### WORK TASK
Search the entries for the word "Bestsellers" and copy each line that has it.
*** Opening of RECORDS FOR THIS TASK ***
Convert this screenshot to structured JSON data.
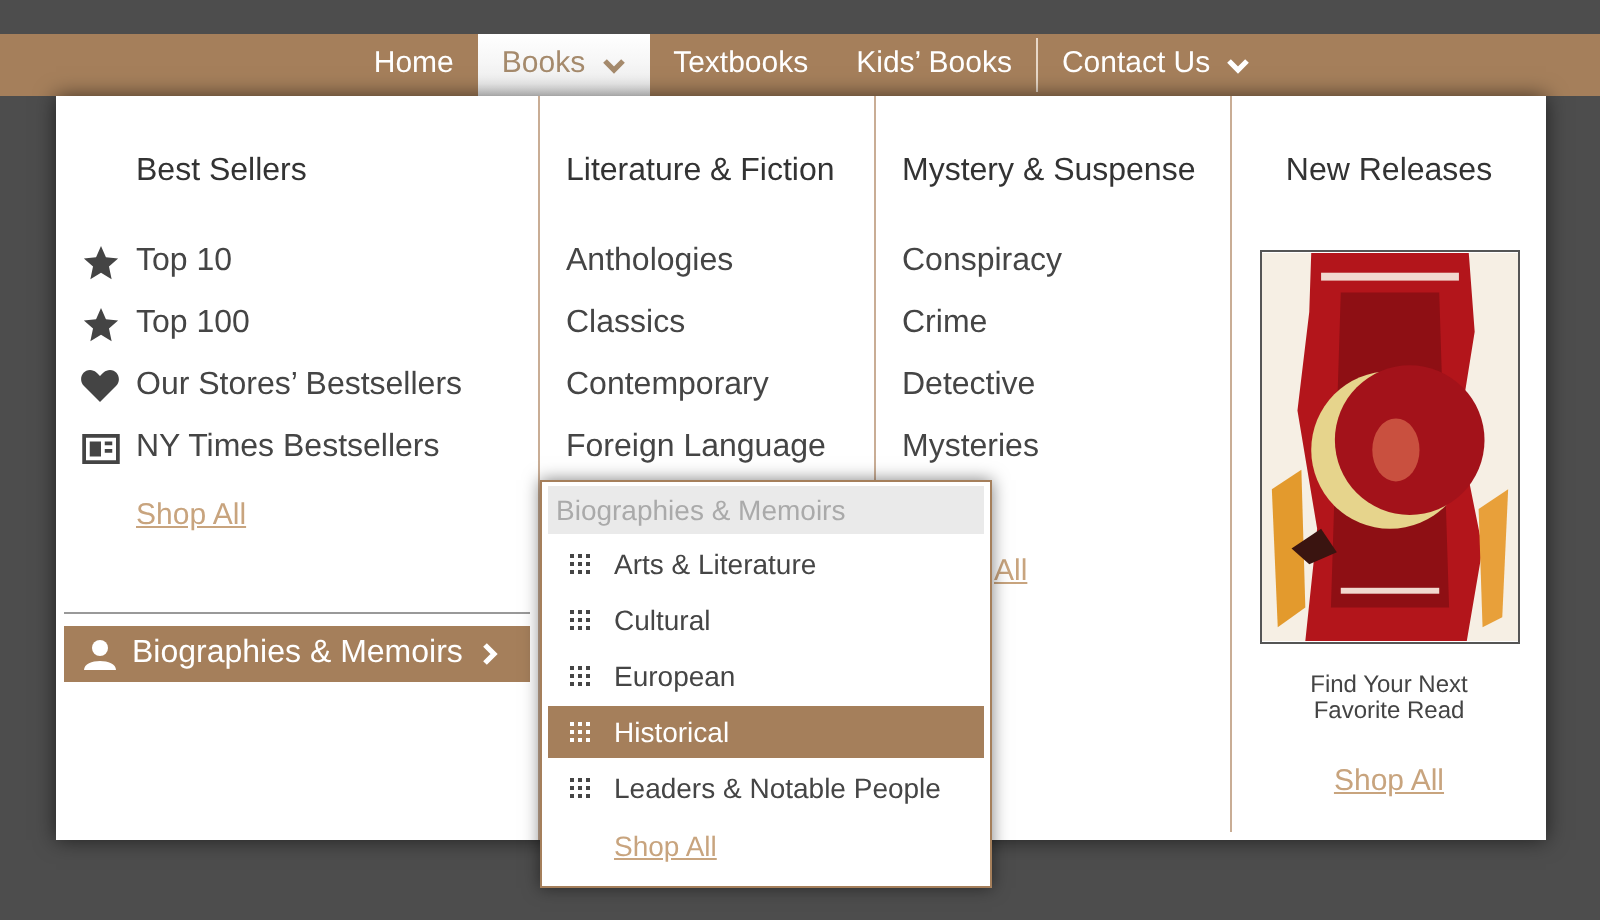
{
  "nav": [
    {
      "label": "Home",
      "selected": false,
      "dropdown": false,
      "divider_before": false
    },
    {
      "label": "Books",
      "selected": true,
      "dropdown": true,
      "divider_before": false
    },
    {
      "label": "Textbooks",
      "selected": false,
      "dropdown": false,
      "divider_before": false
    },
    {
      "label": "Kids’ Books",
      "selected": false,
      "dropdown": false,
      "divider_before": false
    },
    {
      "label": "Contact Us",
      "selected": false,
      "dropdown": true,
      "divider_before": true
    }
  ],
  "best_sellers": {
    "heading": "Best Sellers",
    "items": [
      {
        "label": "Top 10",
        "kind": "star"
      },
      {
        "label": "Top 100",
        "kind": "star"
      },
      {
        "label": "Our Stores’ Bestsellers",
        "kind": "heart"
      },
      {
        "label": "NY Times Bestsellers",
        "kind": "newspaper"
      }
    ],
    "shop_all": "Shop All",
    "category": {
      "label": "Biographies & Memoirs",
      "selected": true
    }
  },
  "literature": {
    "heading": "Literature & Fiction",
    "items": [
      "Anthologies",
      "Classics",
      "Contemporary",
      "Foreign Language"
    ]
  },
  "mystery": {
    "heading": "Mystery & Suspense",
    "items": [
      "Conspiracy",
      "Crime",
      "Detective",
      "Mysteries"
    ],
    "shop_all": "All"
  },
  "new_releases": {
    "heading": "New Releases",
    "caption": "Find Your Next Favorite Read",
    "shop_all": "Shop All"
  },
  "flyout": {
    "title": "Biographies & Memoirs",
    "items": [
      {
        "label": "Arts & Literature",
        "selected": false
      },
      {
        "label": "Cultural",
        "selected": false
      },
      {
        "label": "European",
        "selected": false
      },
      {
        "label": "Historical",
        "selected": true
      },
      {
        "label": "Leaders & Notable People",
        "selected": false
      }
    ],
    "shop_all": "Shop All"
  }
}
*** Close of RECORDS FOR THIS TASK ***
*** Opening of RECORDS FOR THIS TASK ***
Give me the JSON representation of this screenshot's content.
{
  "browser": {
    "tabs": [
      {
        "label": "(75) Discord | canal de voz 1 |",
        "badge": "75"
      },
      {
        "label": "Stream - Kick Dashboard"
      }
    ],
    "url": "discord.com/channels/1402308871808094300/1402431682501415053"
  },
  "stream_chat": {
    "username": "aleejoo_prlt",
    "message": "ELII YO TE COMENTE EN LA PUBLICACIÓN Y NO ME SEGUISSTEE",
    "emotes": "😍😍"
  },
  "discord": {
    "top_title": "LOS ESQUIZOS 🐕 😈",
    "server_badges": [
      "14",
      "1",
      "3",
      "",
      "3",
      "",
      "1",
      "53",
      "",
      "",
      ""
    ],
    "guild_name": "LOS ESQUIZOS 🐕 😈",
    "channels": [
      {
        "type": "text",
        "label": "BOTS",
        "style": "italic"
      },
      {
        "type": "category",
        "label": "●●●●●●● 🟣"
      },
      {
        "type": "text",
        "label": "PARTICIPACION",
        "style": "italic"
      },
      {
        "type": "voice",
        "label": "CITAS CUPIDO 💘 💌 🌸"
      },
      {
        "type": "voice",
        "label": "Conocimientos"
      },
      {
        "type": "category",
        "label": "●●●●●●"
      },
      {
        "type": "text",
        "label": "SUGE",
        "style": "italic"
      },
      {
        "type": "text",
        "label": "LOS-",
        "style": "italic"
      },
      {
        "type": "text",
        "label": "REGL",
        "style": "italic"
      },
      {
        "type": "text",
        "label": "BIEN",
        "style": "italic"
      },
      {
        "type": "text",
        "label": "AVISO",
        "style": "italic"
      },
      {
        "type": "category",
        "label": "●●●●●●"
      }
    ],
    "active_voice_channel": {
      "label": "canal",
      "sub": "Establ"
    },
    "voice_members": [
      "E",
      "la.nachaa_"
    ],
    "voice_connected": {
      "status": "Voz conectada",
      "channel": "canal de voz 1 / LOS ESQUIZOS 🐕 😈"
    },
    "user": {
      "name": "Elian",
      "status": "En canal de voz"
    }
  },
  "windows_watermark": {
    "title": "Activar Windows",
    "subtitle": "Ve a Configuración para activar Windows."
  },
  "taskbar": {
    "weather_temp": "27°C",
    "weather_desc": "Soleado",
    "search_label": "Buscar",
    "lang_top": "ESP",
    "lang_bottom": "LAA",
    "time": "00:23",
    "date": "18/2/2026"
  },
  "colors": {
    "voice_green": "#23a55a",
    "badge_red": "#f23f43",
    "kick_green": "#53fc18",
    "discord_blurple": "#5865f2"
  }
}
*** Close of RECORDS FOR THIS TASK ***
### THE ANSWER
        "label": "Our Stores’ Bestsellers",
        "label": "NY Times Bestsellers",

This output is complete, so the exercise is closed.